(YOUR INSTRUCTIONS): What lines in the records below contain the string "true"? Copy every one.

(AVAILABLE DATA):
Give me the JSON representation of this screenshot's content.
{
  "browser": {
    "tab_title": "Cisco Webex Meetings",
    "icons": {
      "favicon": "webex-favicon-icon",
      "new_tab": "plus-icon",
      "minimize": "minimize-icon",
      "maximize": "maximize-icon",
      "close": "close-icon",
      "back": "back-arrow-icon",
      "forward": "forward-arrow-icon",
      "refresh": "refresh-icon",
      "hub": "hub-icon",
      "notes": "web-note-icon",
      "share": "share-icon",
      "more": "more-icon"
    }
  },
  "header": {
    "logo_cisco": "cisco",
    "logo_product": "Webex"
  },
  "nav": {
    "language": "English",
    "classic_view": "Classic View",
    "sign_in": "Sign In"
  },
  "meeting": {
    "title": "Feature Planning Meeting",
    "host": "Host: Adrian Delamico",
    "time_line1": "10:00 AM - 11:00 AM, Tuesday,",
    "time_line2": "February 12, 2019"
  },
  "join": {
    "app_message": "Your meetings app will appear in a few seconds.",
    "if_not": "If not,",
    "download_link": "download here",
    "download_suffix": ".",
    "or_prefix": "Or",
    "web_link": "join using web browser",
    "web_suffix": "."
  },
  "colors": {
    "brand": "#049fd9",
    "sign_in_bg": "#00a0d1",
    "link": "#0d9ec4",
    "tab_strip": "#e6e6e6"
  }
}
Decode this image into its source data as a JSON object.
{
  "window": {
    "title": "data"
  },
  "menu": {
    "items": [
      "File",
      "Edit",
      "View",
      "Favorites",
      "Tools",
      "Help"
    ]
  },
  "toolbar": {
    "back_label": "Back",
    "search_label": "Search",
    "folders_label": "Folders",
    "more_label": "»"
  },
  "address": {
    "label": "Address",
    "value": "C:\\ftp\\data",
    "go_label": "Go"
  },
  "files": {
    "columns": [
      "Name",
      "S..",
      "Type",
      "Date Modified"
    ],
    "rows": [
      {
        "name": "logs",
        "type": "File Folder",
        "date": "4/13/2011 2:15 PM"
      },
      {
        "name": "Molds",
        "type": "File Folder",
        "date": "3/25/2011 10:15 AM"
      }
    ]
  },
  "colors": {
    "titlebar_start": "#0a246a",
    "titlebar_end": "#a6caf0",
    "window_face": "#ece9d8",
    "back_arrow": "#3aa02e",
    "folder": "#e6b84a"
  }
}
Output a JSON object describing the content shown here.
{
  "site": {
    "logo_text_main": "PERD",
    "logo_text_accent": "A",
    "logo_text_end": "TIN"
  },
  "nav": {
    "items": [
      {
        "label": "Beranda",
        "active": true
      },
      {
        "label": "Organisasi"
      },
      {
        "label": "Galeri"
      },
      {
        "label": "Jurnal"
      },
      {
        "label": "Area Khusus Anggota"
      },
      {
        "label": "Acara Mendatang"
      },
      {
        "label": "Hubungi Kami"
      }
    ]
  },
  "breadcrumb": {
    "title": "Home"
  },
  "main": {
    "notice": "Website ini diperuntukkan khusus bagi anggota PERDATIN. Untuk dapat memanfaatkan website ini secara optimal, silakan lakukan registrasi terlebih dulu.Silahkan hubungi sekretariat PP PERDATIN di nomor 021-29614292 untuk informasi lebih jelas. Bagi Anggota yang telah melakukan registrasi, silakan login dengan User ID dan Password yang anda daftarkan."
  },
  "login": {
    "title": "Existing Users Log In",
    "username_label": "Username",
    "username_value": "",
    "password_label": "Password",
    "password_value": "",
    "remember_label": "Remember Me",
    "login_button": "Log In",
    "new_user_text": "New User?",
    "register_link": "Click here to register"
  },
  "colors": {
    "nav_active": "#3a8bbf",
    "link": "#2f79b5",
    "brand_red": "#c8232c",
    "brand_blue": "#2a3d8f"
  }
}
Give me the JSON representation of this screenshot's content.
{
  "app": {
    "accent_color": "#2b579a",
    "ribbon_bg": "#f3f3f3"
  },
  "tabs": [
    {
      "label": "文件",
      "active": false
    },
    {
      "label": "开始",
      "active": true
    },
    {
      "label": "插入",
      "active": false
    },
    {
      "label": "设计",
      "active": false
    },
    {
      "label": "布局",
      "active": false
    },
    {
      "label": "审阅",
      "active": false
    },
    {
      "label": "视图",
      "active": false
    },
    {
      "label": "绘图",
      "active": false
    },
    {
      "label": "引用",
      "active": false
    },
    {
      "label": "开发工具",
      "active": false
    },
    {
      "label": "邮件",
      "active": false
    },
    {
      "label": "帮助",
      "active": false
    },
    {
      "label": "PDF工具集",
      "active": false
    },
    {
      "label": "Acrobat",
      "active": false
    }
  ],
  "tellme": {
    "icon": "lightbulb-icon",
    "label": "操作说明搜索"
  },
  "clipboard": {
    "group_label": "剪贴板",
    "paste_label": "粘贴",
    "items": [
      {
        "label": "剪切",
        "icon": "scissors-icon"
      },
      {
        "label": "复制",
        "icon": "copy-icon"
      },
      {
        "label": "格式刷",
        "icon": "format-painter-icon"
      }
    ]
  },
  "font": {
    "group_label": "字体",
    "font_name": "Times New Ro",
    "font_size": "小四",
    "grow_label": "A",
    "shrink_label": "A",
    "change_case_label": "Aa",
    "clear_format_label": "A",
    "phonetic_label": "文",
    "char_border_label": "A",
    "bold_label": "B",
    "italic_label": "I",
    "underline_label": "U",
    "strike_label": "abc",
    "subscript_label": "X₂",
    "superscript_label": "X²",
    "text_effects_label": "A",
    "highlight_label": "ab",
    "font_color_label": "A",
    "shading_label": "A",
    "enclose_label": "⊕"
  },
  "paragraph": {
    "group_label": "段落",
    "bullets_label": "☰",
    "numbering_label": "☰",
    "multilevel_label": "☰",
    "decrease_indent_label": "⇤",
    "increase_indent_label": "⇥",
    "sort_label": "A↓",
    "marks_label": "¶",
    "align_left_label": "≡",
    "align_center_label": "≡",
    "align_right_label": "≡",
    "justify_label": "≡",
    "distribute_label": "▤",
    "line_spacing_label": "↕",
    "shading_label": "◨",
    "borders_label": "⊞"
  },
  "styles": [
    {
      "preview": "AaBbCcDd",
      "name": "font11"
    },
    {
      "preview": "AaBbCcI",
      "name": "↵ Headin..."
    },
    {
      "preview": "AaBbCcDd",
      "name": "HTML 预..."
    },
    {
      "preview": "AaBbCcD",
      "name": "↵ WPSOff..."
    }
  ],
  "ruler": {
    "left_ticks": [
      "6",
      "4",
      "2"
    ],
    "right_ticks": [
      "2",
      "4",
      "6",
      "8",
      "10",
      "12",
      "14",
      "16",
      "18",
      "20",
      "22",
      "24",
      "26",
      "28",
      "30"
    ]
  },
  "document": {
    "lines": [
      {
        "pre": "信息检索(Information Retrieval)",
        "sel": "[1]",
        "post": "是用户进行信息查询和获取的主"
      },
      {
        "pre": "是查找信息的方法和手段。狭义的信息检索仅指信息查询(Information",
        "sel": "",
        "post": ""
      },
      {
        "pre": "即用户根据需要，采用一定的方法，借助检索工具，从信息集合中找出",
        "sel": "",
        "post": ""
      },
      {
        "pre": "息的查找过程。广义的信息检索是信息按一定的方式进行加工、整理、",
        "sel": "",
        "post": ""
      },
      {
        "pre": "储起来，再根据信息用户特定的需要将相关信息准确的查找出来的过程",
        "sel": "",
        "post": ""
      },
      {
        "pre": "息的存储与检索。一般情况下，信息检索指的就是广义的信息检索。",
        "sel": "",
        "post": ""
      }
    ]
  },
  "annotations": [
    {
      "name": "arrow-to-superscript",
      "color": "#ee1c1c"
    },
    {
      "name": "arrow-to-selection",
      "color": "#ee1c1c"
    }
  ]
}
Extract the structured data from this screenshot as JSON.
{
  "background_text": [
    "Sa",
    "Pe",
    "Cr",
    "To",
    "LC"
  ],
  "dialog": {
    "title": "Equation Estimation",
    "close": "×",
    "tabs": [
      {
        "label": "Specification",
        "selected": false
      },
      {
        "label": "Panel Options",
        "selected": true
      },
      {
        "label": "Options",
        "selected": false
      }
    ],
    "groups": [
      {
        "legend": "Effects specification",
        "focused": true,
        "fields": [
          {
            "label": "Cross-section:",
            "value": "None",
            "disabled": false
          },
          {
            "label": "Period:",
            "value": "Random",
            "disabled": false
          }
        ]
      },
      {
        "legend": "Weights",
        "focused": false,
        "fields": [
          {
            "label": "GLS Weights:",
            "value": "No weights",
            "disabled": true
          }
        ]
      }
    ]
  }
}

(TASK OUTPUT):
        "active": true
      "active": true
        "selected": true
        "focused": true,
            "disabled": true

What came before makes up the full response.